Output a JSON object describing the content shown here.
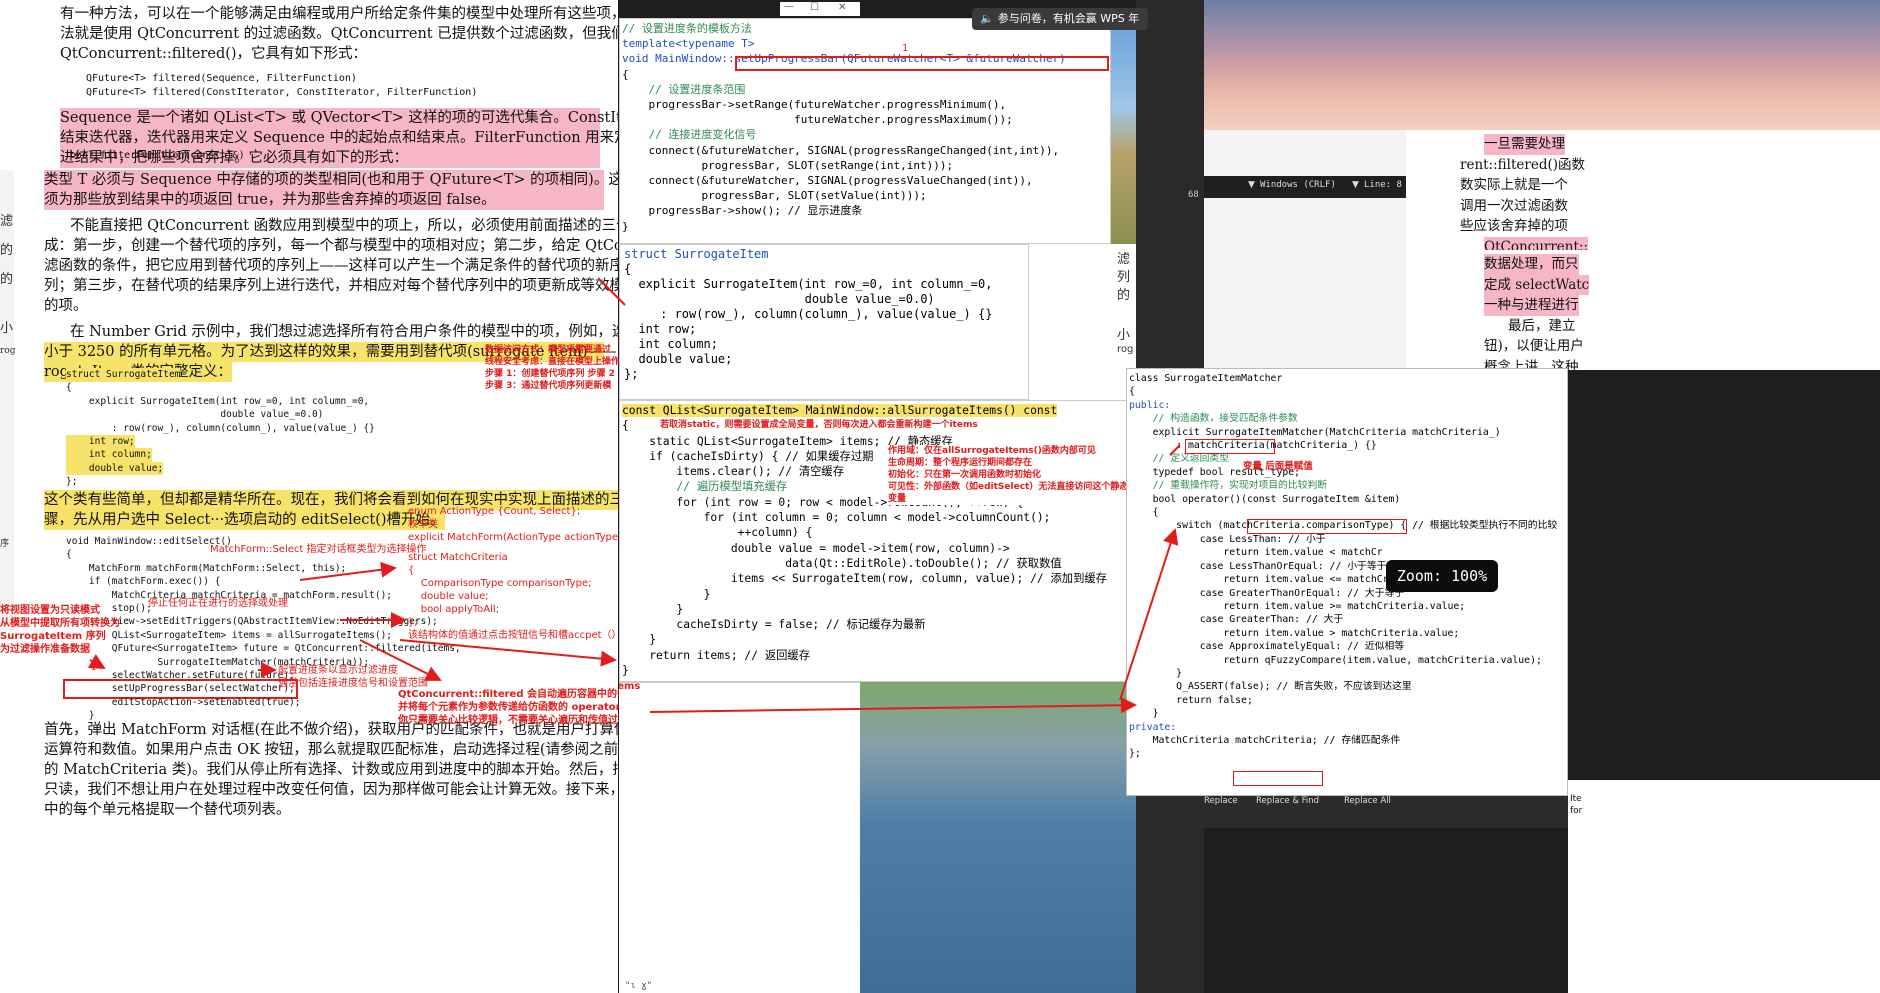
{
  "colors": {
    "background": "#1e1e1e",
    "doc_bg": "#ffffff",
    "highlight_pink": "#f7b6c7",
    "highlight_yellow": "#f7e36a",
    "annotation_red": "#e21b1b",
    "code_comment": "#2e8b57",
    "code_keyword": "#1f4fbf",
    "code_function": "#7a3fbf"
  },
  "notification": {
    "icon": "speaker-icon",
    "text": "参与问卷，有机会赢 WPS 年卡!"
  },
  "window_controls": [
    "minimize-icon",
    "maximize-icon",
    "close-icon"
  ],
  "zoom": {
    "label": "Zoom: 100%"
  },
  "left_doc": {
    "top_lines": [
      "有一种方法，可以在一个能够满足由编程或用户所给定条件集的模型中处理所有这些项，这",
      "法就是使用 QtConcurrent 的过滤函数。QtConcurrent 已提供数个过滤函数，但我们将要用到的是",
      "QtConcurrent::filtered()，它具有如下形式："
    ],
    "signatures": [
      "QFuture<T> filtered(Sequence, FilterFunction)",
      "QFuture<T> filtered(ConstIterator, ConstIterator, FilterFunction)"
    ],
    "pink_paragraph": [
      "Sequence 是一个诸如 QList<T> 或 QVector<T> 这样的项的可选代集合。ConstIterator 是开始和",
      "结束迭代器，迭代器用来定义 Sequence 中的起始点和结束点。FilterFunction 用来定义把哪些项放",
      "进结果中，把哪些项舍弃掉。它必须具有如下的形式："
    ],
    "filter_sig": "bool filterFunction(const T&)",
    "para_type": [
      "类型 T 必须与 Sequence 中存储的项的类型相同(也和用于 QFuture<T> 的项相同)。这个函数必",
      "须为那些放到结果中的项返回 true，并为那些舍弃掉的项返回 false。"
    ],
    "para_three": [
      "不能直接把 QtConcurrent 函数应用到模型中的项上，所以，必须使用前面描述的三个步骤来完",
      "成：第一步，创建一个替代项的序列，每一个都与模型中的项相对应；第二步，给定 QtConcurrent 过",
      "滤函数的条件，把它应用到替代项的序列上——这样可以产生一个满足条件的替代项的新序",
      "列；第三步，在替代项的结果序列上进行迭代，并相应对每个替代序列中的项更新成等效模型中",
      "的项。"
    ],
    "para_number_grid": [
      "在 Number Grid 示例中，我们想过滤选择所有符合用户条件的模型中的项，例如，选择包含值",
      "小于 3250 的所有单元格。为了达到这样的效果，需要用到替代项(surrogate item)——以下是 Sur-",
      "rogateItem 类的完整定义："
    ],
    "struct_code": [
      "struct SurrogateItem",
      "{",
      "    explicit SurrogateItem(int row_=0, int column_=0,",
      "                           double value_=0.0)",
      "        : row(row_), column(column_), value(value_) {}",
      "",
      "    int row;",
      "    int column;",
      "    double value;",
      "};"
    ],
    "para_simple": [
      "这个类有些简单，但却都是精华所在。现在，我们将会看到如何在现实中实现上面描述的三个步",
      "骤，先从用户选中 Select···选项启动的 editSelect()槽开始。"
    ],
    "edit_code": [
      "void MainWindow::editSelect()",
      "{",
      "    MatchForm matchForm(MatchForm::Select, this);",
      "    if (matchForm.exec()) {",
      "        MatchCriteria matchCriteria = matchForm.result();",
      "        stop();",
      "        view->setEditTriggers(QAbstractItemView::NoEditTriggers);",
      "        QList<SurrogateItem> items = allSurrogateItems();",
      "        QFuture<SurrogateItem> future = QtConcurrent::filtered(items,",
      "                SurrogateItemMatcher(matchCriteria));",
      "        selectWatcher.setFuture(future);",
      "        setUpProgressBar(selectWatcher);",
      "        editStopAction->setEnabled(true);",
      "    }",
      "}"
    ],
    "para_bottom": [
      "首先，弹出 MatchForm 对话框(在此不做介绍)，获取用户的匹配条件，也就是用户打算使用的比较",
      "运算符和数值。如果用户点击 OK 按钮，那么就提取匹配标准，启动选择过程(请参阅之前介绍过",
      "的 MatchCriteria 类)。我们从停止所有选择、计数或应用到进度中的脚本开始。然后，把视图变为",
      "只读，我们不想让用户在处理过程中改变任何值，因为那样做可能会让计算无效。接下来，为网格",
      "中的每个单元格提取一个替代项列表。"
    ],
    "marker_one": "1"
  },
  "annotations": {
    "data_access": [
      "数据访问方式：模型项需要通过",
      "线程安全考虑：直接在模型上操作",
      "步骤 1：创建替代项序列 步骤 2",
      "步骤 3：通过替代项序列更新模"
    ],
    "matchform_select": "MatchForm::Select 指定对话框类型为选择操作",
    "stop_note": "停止任何正在进行的选择或处理",
    "enum_note": [
      "enum ActionType {Count, Select};",
      "枚举类",
      "explicit MatchForm(ActionType actionType,"
    ],
    "struct_criteria": [
      "struct MatchCriteria",
      "{",
      "    ComparisonType comparisonType;",
      "    double value;",
      "    bool applyToAll;",
      "};"
    ],
    "struct_note": "该结构体的值通过点击按钮信号和槽accpet（）填",
    "readonly_note": [
      "将视图设置为只读模式",
      "从模型中提取所有项转换为",
      "SurrogateItem 序列",
      "为过滤操作准备数据"
    ],
    "progress_note": [
      "配置进度条以显示过滤进度",
      "通常包括连接进度信号和设置范围"
    ],
    "filtered_note": [
      "QtConcurrent::filtered 会自动遍历容器中的每个元素，",
      "并将每个元素作为参数传递给仿函数的 operator() 方法。",
      "你只需要关心比较逻辑，不需要关心遍历和传值过程。"
    ],
    "iter_note": "这里是遍历items",
    "static_note": [
      "若取消static，则需要设置成全局变量，否则每次进入都会重新构建一个items"
    ],
    "static_detail": [
      "作用域：仅在allSurrogateItems()函数内部可见",
      "生命周期：整个程序运行期间都存在",
      "初始化：只在第一次调用函数时初始化",
      "可见性：外部函数（如editSelect）无法直接访问这个静态",
      "变量"
    ],
    "var_note": "变量 后面是赋值",
    "marker_one": "1"
  },
  "code_progress": {
    "lines": [
      "// 设置进度条的模板方法",
      "template<typename T>",
      "void MainWindow::setUpProgressBar(QFutureWatcher<T> &futureWatcher)",
      "{",
      "    // 设置进度条范围",
      "    progressBar->setRange(futureWatcher.progressMinimum(),",
      "                          futureWatcher.progressMaximum());",
      "    // 连接进度变化信号",
      "    connect(&futureWatcher, SIGNAL(progressRangeChanged(int,int)),",
      "            progressBar, SLOT(setRange(int,int)));",
      "    connect(&futureWatcher, SIGNAL(progressValueChanged(int)),",
      "            progressBar, SLOT(setValue(int)));",
      "    progressBar->show(); // 显示进度条",
      "}"
    ]
  },
  "code_struct": {
    "lines": [
      "struct SurrogateItem",
      "{",
      "  explicit SurrogateItem(int row_=0, int column_=0,",
      "                         double value_=0.0)",
      "     : row(row_), column(column_), value(value_) {}",
      "",
      "  int row;",
      "  int column;",
      "  double value;",
      "};"
    ]
  },
  "code_all_items": {
    "lines": [
      "const QList<SurrogateItem> MainWindow::allSurrogateItems() const",
      "{",
      "    static QList<SurrogateItem> items; // 静态缓存",
      "    if (cacheIsDirty) { // 如果缓存过期",
      "        items.clear(); // 清空缓存",
      "        // 遍历模型填充缓存",
      "        for (int row = 0; row < model->rowCount(); ++row) {",
      "            for (int column = 0; column < model->columnCount();",
      "                 ++column) {",
      "                double value = model->item(row, column)->",
      "                        data(Qt::EditRole).toDouble(); // 获取数值",
      "                items << SurrogateItem(row, column, value); // 添加到缓存",
      "            }",
      "        }",
      "        cacheIsDirty = false; // 标记缓存为最新",
      "    }",
      "    return items; // 返回缓存",
      "}"
    ]
  },
  "code_matcher": {
    "lines": [
      "class SurrogateItemMatcher",
      "{",
      "public:",
      "    // 构造函数，接受匹配条件参数",
      "    explicit SurrogateItemMatcher(MatchCriteria matchCriteria_)",
      "        : matchCriteria(matchCriteria_) {}",
      "",
      "    // 定义返回类型",
      "    typedef bool result_type;",
      "",
      "    // 重载操作符，实现对项目的比较判断",
      "    bool operator()(const SurrogateItem &item)",
      "    {",
      "        switch (matchCriteria.comparisonType) { // 根据比较类型执行不同的比较",
      "            case LessThan: // 小于",
      "                return item.value < matchCr",
      "            case LessThanOrEqual: // 小于等于",
      "                return item.value <= matchCriteria.value;",
      "            case GreaterThanOrEqual: // 大于等于",
      "                return item.value >= matchCriteria.value;",
      "            case GreaterThan: // 大于",
      "                return item.value > matchCriteria.value;",
      "            case ApproximatelyEqual: // 近似相等",
      "                return qFuzzyCompare(item.value, matchCriteria.value);",
      "        }",
      "        Q_ASSERT(false); // 断言失败，不应该到达这里",
      "        return false;",
      "    }",
      "",
      "private:",
      "    MatchCriteria matchCriteria; // 存储匹配条件"
    ],
    "closing": "};"
  },
  "right_doc": {
    "lines": [
      "一旦需要处理",
      "rent::filtered()函数",
      "数实际上就是一个",
      "调用一次过滤函数",
      "些应该舍弃掉的项",
      "QtConcurrent::",
      "数据处理，而只",
      "定成 selectWatc",
      "一种与进程进行",
      "最后，建立",
      "钮)，以便让用户",
      "概念上讲，这种"
    ]
  },
  "editor_statusbar": {
    "encoding": "Windows (CRLF)",
    "line_label": "Line: 8",
    "number_label": "68"
  },
  "find_bar": {
    "replace": "Replace",
    "replace_find": "Replace & Find",
    "replace_all": "Replace All"
  },
  "small_texts": {
    "middle_side": [
      "滤",
      "列",
      "的",
      "小",
      "rog"
    ],
    "left_side": [
      "滤",
      "的",
      "的",
      "小",
      "rog",
      "序"
    ],
    "bottom_cut": "\"ɩ ɣ\"",
    "right_bottom": [
      "Ite",
      "for"
    ]
  }
}
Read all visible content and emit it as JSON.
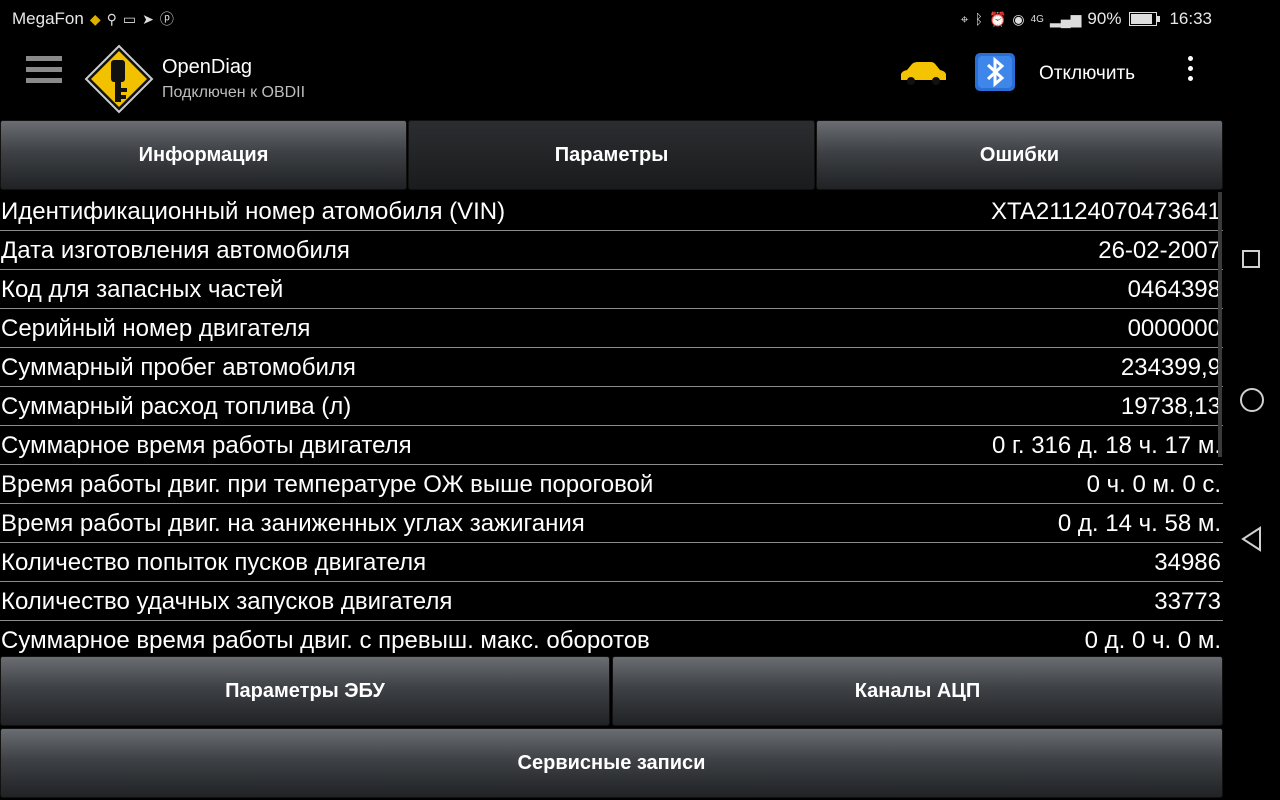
{
  "status_bar": {
    "carrier": "MegaFon",
    "network": "4G",
    "battery": "90%",
    "battery_level": 0.9,
    "time": "16:33"
  },
  "app_bar": {
    "title": "OpenDiag",
    "subtitle": "Подключен к OBDII",
    "disconnect_label": "Отключить"
  },
  "tabs": [
    {
      "label": "Информация",
      "active": false
    },
    {
      "label": "Параметры",
      "active": true
    },
    {
      "label": "Ошибки",
      "active": false
    }
  ],
  "rows": [
    {
      "label": "Идентификационный номер атомобиля (VIN)",
      "value": "XTA21124070473641"
    },
    {
      "label": "Дата изготовления автомобиля",
      "value": "26-02-2007"
    },
    {
      "label": "Код для запасных частей",
      "value": "0464398"
    },
    {
      "label": "Серийный номер двигателя",
      "value": "0000000"
    },
    {
      "label": "Суммарный пробег автомобиля",
      "value": "234399,9"
    },
    {
      "label": "Суммарный расход топлива (л)",
      "value": "19738,13"
    },
    {
      "label": "Суммарное время работы двигателя",
      "value": "0 г. 316 д. 18 ч. 17 м."
    },
    {
      "label": "Время работы двиг. при температуре ОЖ выше пороговой",
      "value": "0 ч. 0 м. 0 с."
    },
    {
      "label": "Время работы двиг. на заниженных углах зажигания",
      "value": "0 д. 14 ч. 58 м."
    },
    {
      "label": "Количество попыток пусков двигателя",
      "value": "34986"
    },
    {
      "label": "Количество удачных запусков двигателя",
      "value": "33773"
    },
    {
      "label": "Суммарное время работы двиг. с превыш. макс. оборотов",
      "value": "0 д. 0 ч. 0 м."
    }
  ],
  "buttons": {
    "ecu_params": "Параметры ЭБУ",
    "adc_channels": "Каналы АЦП",
    "service_records": "Сервисные записи"
  },
  "colors": {
    "background": "#000000",
    "logo_yellow": "#f2c200",
    "car_yellow": "#f5c400",
    "bluetooth_blue": "#2a6fd6"
  }
}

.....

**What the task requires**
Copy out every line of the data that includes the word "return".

**Output for this task**
      "    return items; // 返回缓存",
      "                return item.value < matchCr",
      "                return item.value <= matchCriteria.value;",
      "                return item.value >= matchCriteria.value;",
      "                return item.value > matchCriteria.value;",
      "                return qFuzzyCompare(item.value, matchCriteria.value);",
      "        return false;",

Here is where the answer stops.